- To promote hair regeneration during seasonal hair loss, it's vital to maintain a balanced and nutrient-rich diet. Providing your hair with the necessary vitamins and minerals is especially important during these periods. Essential nutrients, such as B vitamins, play a crucial role in stimulating proper hair regrowth and improving its structure. Additionally, vitamins A and C possess antioxidant properties and promote blood flow, keeping the scalp nourished and hydrated to maintain strong, resilient, and visibly healthy hair.
- To promote faster hair regeneration during this season, consider incorporating targeted products into your hair care routine. These products, such as DHT Block Spray by Nina Ross Hair Therapy or their holistic hair treatments, use a combination of active ingredients and natural extracts to stimulate accelerated hair growth after experiencing significant loss.
- To maintain your hair and prevent hair loss during spring, consider adjusting your use of heat styling tools. Instead of relying on hair dryers, straighteners, and curling irons frequently, take advantage of warmer temperatures and let your hair air-dry naturally. Additionally, when drying your hair with a towel, gently pat it instead of rubbing to minimize damage. These simple practices can help promote healthy hair and reduce the risk of hair loss.
Is seasonal hair loss normal?
During certain periods, hair follicles undergo a resting phase, leading to increased hair shedding. This phenomenon is particularly noticeable in the spring when longer days and greater exposure to sunlight trigger the shedding process. However, it is important to note that while some hair loss is normal, excessive shedding may indicate an underlying issue that should be assessed by a healthcare professional.
How long does seasonal hair loss last?
Typically, seasonal shedding occurs during the fall months, like September and October, and at certain points in the spring, such as April and May.
This timing coincides with the second half of the hair growth cycle, during which more hairs are shed. To better understand the hair cycle, here is an overview:
- Anagen: This is the active growth phase when roughly 85% of your hair is actively growing.

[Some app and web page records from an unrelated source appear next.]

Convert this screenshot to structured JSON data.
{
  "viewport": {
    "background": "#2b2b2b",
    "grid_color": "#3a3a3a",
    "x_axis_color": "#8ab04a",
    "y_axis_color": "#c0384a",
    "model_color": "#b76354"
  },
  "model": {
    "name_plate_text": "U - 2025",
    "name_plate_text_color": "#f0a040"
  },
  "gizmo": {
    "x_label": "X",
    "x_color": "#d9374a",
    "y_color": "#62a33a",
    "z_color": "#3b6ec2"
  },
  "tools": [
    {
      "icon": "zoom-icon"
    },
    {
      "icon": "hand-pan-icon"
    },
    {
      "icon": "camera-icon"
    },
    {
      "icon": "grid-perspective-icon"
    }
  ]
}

- Catagen: In this phase, hair transitions and prepares to shed by detaching from the bulb.
- Telogen: Approximately 15% of your hair is in this resting phase as new strands start to grow.
- Exogen: During this phase, new hair strands push out old hair from the scalp, resulting in excessive hair loss.
How can I stop seasonal hair loss?
Seasonal hair loss is more common than you know but it requires attention as it could trigger symptoms that could turn into chronic conditions. Taking care of your diet, controlling frizz and damage to hair, and practicing good hair care tips will ensure minimal to zero seasonal hair loss.
Understanding the seasonal hair loss and its association with overall hair health is crucial. While normal shedding is a natural process, excessive hair loss should prompt an evaluation from a hair doctor or a healthcare professional. By prioritizing a nourishing diet, embracing a healthy lifestyle, and seeking appropriate medical care when necessary, you can actively support the growth and well-being of your hair.